* Interface dataset entries:
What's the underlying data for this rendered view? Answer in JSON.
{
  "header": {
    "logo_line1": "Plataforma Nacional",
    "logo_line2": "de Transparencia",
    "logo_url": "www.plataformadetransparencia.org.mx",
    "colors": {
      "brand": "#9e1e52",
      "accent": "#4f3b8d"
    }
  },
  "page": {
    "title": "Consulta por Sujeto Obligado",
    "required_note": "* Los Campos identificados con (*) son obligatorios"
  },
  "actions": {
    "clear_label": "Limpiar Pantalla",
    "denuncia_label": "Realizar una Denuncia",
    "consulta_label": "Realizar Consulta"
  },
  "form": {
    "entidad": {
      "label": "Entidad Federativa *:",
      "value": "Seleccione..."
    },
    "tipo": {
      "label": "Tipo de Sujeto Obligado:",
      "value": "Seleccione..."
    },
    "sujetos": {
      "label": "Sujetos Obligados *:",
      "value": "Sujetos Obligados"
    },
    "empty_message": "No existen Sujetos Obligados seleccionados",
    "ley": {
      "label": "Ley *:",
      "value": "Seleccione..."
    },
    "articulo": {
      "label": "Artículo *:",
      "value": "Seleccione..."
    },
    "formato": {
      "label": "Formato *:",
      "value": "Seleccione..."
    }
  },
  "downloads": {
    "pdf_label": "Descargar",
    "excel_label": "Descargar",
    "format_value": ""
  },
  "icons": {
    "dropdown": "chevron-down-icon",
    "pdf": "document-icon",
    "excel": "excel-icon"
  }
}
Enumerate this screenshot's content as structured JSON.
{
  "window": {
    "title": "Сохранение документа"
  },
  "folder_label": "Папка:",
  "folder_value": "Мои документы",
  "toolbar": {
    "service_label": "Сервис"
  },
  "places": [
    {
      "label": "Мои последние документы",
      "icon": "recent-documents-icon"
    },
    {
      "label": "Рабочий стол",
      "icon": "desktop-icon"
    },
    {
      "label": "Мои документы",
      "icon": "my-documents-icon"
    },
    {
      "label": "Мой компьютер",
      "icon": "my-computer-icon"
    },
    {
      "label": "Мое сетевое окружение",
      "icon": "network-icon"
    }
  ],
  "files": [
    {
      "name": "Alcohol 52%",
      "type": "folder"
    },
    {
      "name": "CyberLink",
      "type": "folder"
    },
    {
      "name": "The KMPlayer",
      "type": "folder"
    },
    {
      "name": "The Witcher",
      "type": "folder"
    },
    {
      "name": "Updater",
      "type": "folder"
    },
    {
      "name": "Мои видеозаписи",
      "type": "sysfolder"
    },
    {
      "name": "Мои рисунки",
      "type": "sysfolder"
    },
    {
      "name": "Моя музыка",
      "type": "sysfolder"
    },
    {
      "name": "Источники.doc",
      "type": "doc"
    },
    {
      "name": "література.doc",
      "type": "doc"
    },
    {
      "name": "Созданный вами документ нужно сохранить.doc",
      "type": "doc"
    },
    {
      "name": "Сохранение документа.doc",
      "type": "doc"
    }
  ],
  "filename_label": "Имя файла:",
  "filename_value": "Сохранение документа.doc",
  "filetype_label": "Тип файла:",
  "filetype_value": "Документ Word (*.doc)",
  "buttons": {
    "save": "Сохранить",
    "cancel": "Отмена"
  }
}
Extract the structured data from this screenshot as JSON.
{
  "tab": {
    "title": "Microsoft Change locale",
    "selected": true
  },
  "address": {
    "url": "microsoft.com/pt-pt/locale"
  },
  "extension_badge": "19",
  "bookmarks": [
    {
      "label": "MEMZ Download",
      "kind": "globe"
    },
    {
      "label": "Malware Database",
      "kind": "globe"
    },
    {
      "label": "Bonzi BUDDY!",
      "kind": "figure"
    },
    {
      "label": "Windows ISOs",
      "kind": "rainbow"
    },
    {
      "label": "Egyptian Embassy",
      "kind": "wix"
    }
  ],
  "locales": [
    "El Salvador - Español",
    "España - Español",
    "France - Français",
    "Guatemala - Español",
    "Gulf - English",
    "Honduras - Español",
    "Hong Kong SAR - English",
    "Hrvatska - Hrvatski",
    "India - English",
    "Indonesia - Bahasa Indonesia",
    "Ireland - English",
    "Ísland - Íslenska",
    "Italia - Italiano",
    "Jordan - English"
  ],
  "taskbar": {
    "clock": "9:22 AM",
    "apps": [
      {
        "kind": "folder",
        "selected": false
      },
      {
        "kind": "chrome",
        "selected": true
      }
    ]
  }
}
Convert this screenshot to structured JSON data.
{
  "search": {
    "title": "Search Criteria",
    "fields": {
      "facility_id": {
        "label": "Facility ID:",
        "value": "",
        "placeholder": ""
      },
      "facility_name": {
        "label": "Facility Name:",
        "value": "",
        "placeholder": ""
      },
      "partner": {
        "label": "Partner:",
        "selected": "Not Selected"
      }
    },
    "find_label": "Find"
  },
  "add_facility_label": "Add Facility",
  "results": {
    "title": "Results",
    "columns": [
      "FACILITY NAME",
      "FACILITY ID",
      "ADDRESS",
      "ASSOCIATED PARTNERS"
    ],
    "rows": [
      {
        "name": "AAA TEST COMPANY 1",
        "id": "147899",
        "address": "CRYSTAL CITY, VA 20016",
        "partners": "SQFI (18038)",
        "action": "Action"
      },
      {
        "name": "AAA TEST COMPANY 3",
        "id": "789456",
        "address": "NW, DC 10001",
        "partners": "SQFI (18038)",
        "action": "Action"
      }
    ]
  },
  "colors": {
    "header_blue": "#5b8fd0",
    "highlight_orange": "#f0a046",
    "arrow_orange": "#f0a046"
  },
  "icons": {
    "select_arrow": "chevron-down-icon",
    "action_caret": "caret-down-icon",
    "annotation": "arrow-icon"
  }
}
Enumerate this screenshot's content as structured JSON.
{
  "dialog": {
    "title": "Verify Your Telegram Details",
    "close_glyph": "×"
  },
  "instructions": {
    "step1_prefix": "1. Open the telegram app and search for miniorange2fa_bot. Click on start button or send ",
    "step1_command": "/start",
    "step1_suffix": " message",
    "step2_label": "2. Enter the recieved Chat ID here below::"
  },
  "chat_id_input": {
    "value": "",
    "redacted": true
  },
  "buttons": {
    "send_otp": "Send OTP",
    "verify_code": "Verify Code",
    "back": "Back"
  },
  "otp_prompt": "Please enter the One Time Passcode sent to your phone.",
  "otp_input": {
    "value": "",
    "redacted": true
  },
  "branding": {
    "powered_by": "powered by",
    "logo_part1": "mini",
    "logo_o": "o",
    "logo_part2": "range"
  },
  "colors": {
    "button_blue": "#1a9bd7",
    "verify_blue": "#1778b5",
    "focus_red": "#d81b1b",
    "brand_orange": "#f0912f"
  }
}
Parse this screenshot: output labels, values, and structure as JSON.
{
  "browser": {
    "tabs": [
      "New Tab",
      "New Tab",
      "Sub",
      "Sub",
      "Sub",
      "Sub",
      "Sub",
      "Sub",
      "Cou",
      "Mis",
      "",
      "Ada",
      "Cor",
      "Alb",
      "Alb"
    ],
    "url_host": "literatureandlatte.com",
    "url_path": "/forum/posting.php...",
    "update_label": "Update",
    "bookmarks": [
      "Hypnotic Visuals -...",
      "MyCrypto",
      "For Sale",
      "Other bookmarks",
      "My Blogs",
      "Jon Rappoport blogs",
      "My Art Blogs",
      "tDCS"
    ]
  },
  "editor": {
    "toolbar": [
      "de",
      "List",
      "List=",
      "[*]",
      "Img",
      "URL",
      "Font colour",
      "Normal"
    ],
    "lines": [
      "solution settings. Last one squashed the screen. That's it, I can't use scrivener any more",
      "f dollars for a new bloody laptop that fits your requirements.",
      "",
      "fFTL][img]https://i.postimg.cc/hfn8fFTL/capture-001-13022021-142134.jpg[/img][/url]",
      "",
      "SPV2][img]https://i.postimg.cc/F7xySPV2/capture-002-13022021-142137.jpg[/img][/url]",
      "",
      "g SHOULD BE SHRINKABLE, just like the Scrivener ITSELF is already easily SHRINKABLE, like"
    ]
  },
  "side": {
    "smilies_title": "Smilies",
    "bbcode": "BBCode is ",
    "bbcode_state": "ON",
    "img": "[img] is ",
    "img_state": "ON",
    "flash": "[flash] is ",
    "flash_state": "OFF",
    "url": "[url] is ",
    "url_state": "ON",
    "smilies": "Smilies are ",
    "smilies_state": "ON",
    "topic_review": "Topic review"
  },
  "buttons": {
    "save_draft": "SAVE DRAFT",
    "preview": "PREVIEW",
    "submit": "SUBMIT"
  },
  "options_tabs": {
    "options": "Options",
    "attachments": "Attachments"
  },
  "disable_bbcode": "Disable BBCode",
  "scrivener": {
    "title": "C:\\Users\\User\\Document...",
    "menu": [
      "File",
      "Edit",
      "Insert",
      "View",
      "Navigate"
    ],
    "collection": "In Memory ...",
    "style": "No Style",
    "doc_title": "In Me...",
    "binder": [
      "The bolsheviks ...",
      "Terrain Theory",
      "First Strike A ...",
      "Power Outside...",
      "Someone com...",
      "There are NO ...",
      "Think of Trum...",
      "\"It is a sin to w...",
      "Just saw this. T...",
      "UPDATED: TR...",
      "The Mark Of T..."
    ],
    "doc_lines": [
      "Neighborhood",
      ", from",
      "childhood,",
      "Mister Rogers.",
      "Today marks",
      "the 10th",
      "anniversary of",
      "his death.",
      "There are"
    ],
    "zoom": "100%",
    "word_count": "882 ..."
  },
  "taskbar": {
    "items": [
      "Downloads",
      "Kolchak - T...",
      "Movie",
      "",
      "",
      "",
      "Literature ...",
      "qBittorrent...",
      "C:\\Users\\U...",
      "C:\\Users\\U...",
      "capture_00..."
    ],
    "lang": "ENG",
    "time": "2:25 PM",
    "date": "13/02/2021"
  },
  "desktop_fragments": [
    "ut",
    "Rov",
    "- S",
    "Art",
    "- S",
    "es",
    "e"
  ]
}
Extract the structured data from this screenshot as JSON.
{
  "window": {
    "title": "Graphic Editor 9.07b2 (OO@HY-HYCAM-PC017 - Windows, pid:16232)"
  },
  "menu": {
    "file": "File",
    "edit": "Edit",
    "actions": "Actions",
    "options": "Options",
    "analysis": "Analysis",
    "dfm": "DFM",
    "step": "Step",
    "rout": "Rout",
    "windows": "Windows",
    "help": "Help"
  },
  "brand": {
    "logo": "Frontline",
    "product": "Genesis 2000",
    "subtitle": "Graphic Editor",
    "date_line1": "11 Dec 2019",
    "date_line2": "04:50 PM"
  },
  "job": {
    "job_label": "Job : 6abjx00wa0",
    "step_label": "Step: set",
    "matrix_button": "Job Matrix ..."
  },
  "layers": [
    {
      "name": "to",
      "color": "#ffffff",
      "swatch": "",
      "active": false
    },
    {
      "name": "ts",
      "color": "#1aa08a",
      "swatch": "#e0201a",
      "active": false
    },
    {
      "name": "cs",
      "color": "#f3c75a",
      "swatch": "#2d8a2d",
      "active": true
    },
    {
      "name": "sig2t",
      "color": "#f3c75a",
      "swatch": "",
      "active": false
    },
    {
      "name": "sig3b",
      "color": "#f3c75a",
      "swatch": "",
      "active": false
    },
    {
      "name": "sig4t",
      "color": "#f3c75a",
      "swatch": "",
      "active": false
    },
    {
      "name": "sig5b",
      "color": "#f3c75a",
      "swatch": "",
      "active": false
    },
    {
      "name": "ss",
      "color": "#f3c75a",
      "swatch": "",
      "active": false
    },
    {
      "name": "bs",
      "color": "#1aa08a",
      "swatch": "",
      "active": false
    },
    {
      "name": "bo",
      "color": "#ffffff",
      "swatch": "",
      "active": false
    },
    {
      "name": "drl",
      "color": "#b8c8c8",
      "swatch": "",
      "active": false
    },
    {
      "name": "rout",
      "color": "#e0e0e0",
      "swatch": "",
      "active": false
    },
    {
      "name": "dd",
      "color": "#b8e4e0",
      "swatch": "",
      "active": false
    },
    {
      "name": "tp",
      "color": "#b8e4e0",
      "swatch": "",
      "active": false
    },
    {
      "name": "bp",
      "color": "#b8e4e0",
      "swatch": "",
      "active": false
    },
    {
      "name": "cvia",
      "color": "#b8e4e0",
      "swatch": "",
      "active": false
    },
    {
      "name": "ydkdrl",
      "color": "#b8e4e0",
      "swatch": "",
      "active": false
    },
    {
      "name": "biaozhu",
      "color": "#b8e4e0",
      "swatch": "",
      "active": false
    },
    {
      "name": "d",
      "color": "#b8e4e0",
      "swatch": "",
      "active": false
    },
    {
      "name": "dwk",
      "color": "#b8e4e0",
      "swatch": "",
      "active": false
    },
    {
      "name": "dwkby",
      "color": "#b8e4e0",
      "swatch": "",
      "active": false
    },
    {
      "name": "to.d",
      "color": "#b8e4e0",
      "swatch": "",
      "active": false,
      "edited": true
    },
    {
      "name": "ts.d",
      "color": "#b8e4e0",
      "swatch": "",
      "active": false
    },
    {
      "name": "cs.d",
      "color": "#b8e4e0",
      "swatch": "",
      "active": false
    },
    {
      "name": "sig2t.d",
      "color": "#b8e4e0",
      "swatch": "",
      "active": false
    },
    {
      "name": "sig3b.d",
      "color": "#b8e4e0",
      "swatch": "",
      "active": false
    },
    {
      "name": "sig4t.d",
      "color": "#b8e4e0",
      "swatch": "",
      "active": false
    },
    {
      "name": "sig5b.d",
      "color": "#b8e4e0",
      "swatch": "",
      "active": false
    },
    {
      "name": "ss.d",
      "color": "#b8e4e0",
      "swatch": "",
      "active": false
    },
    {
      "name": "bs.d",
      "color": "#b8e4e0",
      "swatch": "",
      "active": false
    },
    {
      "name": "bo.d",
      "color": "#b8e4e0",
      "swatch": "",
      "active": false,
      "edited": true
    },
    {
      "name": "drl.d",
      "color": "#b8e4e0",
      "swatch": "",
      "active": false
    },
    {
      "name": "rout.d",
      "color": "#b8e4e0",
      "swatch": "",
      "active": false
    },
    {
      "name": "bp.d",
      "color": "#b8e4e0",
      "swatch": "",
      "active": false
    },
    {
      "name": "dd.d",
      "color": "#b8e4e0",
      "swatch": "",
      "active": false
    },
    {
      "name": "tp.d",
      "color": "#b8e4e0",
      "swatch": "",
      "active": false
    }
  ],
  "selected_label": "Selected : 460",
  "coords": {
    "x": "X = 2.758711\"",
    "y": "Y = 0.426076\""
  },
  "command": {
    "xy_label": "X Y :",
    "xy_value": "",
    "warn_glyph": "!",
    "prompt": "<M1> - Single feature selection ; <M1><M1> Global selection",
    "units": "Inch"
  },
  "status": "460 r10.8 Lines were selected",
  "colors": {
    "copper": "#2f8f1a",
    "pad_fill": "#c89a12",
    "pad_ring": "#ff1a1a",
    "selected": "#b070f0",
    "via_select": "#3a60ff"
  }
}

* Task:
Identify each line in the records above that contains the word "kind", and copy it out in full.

* Your solution:
      "kind": "globe"
      "kind": "globe"
      "kind": "figure"
      "kind": "rainbow"
      "kind": "wix"
        "kind": "folder",
        "kind": "chrome",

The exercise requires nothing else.